With the known benefits of propolis for honeybee colony health—not to mention other benefits still to be discovered—some beekeepers are trying to encourage their bees to use more propolis, and research published in The Journal of Economic Entomology in 2018 suggests that stimulating bees to spread more propolis throughout managed colonies is relatively easy. The study’s authors write, “There is a reason to think that resin collecting is at least partially under genetic control; resin-foraging specialists are more sensitive than pollen foragers to tactile information, specifically a gap between two plates or a rough sandpaper surface, and they respond to these stimuli by collecting more resin.”
With that in mind, could deliberately introducing rough or uneven surfaces in a hive trigger resin-foraging behavior?

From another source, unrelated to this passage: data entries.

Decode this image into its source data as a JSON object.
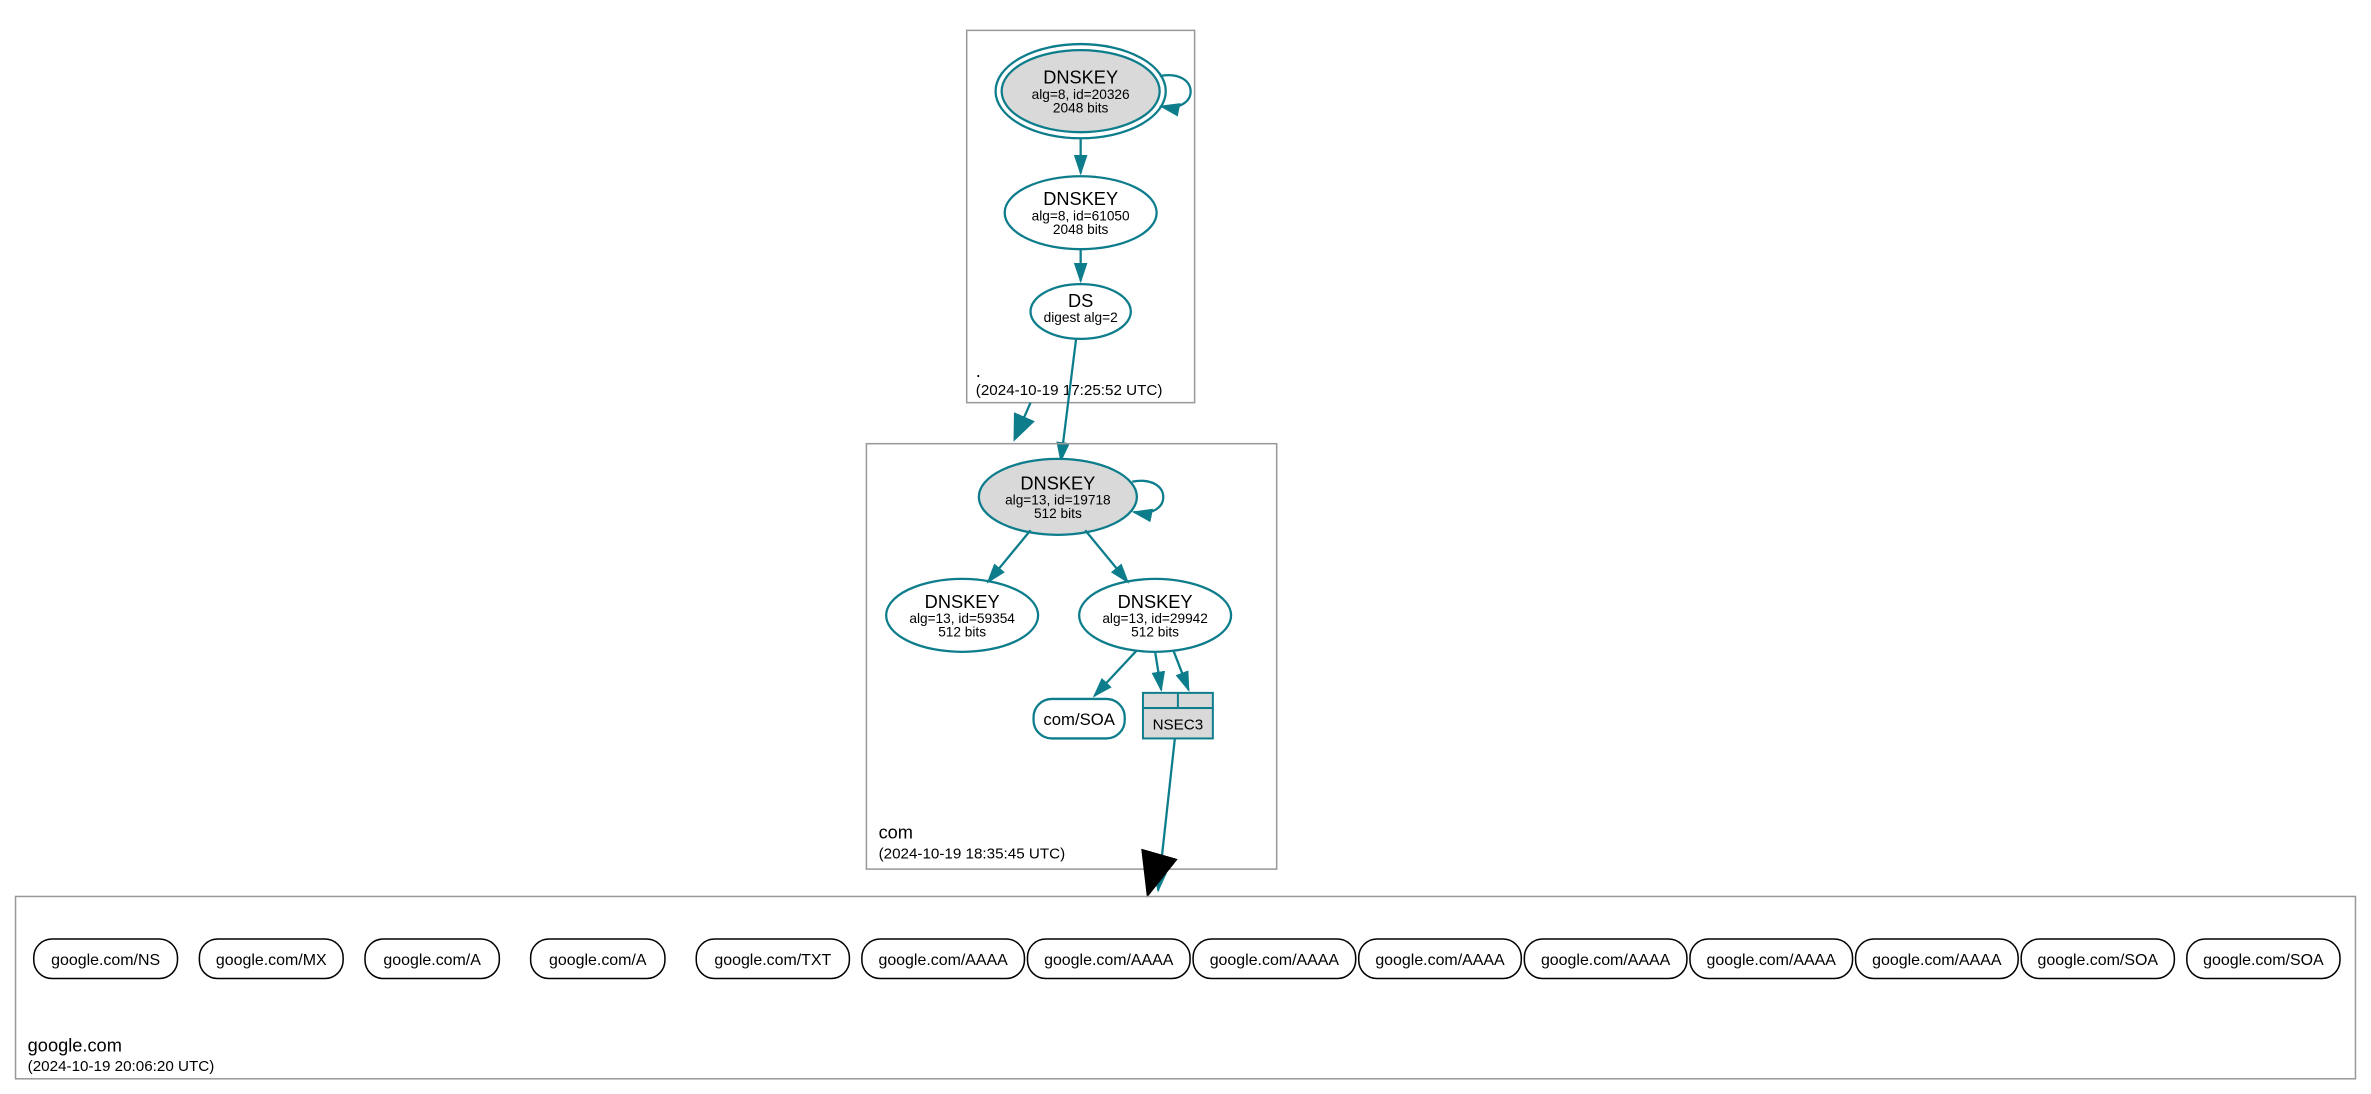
{
  "root_zone": {
    "label": ".",
    "timestamp": "(2024-10-19 17:25:52 UTC)",
    "ksk": {
      "title": "DNSKEY",
      "alg": "alg=8, id=20326",
      "bits": "2048 bits"
    },
    "zsk": {
      "title": "DNSKEY",
      "alg": "alg=8, id=61050",
      "bits": "2048 bits"
    },
    "ds": {
      "title": "DS",
      "digest": "digest alg=2"
    }
  },
  "com_zone": {
    "label": "com",
    "timestamp": "(2024-10-19 18:35:45 UTC)",
    "ksk": {
      "title": "DNSKEY",
      "alg": "alg=13, id=19718",
      "bits": "512 bits"
    },
    "zsk1": {
      "title": "DNSKEY",
      "alg": "alg=13, id=59354",
      "bits": "512 bits"
    },
    "zsk2": {
      "title": "DNSKEY",
      "alg": "alg=13, id=29942",
      "bits": "512 bits"
    },
    "soa": {
      "label": "com/SOA"
    },
    "nsec3": {
      "label": "NSEC3"
    }
  },
  "google_zone": {
    "label": "google.com",
    "timestamp": "(2024-10-19 20:06:20 UTC)",
    "rrsets": [
      "google.com/NS",
      "google.com/MX",
      "google.com/A",
      "google.com/A",
      "google.com/TXT",
      "google.com/AAAA",
      "google.com/AAAA",
      "google.com/AAAA",
      "google.com/AAAA",
      "google.com/AAAA",
      "google.com/AAAA",
      "google.com/AAAA",
      "google.com/SOA",
      "google.com/SOA"
    ]
  },
  "colors": {
    "teal": "#0d7d8c",
    "grey_fill": "#d9d9d9"
  }
}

And, if so, what kinds of tactile sensations would be most stimulating for resin foragers?
To find out, the researchers compared honeybee responses to three complex wall textures as well as one smooth-walled control. For one texture type, they stapled plastic propolis trap material to some hive interiors. To create a second texture, they made shallow, parallel cut marks into other hive interiors. And for a third experimental texture, they roughed up interior hive walls with a mechanized, wire brush.
They found that, while all three texturized interior walls spurred more propolis use than did the smooth-walled control hives, the propolis trap material and the wire-brushed treatments showed more consistent benefits over time. That means beehive manufacturers—and hobbyists building their own hives—might do well to use rough lumber. If your current equipment is baby-smooth inside? You might want to rough it up with very coarse sandpaper or a wire brush. (Oh, and learn to love rather than loathe all of that extra propolis.)